Sydney Herbert Smith, Methodist local preacher and Labour politician, was born in London on 27 April 1885 to a family coming from Birmingham via Ipswich. Charles Hedges, his maternal grandfather, had been Disraeli's agent. Smith's cousin in Goole was a newsagent and he became one of his newspaper sellers. By eighteen he had moved to Hull to establish his own newspaper business, subsequently expanded to selling Fabian pamphlets. He joined the Independent Labour Party during the Edwardian age and was in Russia at the time of the Bolshevik Revolution; this left a lasting influence on his politics. Subsequently he went to Ruskin College, Oxford, and then read modern history at St. Catherine's College.
A bachelor, he was elected to Hull City Council in 1923 and served almost continuously until 1942, being Lord Mayor in 1940. From 1945 to 1950 he represented Hull South-West in Parliament.

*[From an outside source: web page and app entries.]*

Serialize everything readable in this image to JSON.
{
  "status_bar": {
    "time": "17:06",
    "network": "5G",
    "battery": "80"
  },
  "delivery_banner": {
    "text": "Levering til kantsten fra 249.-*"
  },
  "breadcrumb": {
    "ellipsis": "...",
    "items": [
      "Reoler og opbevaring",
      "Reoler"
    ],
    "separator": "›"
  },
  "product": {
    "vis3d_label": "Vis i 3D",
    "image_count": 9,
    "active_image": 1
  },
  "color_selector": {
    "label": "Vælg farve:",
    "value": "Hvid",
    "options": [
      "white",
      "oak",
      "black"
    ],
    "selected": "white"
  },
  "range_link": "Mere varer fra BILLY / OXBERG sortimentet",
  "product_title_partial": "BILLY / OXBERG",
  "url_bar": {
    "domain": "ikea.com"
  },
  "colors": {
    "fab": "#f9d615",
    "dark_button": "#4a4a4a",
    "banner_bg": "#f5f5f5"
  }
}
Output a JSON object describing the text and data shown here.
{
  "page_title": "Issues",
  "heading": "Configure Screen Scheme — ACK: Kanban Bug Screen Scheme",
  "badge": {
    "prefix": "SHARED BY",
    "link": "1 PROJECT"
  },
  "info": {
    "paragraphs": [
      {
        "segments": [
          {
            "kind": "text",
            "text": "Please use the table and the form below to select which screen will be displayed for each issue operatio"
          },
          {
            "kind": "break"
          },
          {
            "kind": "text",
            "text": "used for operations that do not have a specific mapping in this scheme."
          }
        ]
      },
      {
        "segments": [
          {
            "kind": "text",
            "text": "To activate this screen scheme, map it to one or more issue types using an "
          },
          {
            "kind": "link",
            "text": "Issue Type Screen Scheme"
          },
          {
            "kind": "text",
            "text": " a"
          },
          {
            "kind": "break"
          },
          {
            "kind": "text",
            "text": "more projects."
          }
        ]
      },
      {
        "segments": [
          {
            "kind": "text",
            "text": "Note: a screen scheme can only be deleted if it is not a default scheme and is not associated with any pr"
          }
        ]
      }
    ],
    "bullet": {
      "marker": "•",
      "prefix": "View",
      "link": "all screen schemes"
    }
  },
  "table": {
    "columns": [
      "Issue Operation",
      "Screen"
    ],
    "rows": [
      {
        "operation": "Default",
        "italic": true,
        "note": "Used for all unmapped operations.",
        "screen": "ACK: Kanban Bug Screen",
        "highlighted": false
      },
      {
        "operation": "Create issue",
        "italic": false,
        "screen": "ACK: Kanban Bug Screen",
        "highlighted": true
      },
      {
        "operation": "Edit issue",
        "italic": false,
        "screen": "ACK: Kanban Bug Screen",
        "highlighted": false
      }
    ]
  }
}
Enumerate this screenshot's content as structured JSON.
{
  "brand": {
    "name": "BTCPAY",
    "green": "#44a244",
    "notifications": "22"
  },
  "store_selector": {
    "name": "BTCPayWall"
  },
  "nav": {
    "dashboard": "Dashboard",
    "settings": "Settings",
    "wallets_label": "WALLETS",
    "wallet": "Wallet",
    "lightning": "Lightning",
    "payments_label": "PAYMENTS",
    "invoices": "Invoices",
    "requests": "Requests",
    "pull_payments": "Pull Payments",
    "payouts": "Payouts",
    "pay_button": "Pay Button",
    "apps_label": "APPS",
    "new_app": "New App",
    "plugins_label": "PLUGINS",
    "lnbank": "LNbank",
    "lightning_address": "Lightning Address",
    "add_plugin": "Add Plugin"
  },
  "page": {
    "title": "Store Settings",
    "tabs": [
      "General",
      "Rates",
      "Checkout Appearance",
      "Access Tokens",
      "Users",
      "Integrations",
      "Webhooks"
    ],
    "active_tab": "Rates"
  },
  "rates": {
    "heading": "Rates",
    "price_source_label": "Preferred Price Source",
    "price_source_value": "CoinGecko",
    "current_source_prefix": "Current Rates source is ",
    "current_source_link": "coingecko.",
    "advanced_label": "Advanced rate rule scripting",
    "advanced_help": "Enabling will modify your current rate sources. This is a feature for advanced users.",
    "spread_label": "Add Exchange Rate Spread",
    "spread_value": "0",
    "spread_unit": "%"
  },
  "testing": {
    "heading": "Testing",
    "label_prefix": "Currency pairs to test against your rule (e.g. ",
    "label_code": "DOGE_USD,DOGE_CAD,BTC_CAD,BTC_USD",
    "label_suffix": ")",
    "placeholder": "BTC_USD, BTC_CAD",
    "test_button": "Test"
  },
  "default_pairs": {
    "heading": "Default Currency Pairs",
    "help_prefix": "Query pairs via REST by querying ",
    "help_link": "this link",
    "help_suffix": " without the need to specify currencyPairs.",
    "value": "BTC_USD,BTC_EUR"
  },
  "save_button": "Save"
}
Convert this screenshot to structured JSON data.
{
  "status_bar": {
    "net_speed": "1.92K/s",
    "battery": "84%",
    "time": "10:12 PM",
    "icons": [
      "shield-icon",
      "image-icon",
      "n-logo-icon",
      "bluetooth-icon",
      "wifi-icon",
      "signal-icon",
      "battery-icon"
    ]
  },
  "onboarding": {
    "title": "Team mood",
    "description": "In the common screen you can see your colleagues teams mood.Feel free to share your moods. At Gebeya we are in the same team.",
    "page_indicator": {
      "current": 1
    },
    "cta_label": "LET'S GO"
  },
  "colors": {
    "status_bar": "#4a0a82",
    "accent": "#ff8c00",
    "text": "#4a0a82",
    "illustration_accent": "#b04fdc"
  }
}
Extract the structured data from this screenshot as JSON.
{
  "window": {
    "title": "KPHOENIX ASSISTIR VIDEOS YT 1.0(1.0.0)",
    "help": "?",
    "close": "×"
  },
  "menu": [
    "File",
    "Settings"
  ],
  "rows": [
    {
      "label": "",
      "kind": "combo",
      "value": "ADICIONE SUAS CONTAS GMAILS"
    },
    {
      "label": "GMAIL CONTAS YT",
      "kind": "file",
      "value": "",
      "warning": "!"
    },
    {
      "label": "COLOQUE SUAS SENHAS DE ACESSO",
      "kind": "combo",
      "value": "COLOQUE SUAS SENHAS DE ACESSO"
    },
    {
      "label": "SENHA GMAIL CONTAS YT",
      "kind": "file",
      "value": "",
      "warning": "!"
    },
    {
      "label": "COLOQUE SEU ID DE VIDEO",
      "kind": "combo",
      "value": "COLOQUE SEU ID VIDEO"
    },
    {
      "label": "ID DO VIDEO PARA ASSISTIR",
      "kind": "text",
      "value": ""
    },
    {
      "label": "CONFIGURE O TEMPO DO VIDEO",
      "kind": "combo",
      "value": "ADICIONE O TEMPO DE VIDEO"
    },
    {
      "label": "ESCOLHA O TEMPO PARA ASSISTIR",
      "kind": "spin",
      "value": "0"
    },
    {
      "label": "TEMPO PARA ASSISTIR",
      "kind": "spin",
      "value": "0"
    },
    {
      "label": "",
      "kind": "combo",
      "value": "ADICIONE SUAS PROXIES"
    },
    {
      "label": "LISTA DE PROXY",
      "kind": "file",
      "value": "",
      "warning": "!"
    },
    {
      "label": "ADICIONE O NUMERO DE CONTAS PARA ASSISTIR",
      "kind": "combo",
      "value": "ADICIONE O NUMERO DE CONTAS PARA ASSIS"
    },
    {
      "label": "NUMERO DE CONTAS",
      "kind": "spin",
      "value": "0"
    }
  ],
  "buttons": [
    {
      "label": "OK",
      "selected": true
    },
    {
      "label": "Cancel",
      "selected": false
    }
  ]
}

In the early 1970s he made a bequest to Hull University's Department of Economics and Social History for a lecture programme which continued until 1988 and again from 2010. The city's Sydney Smith School, named after him, was opened in 1967. He died on 12 June 1984.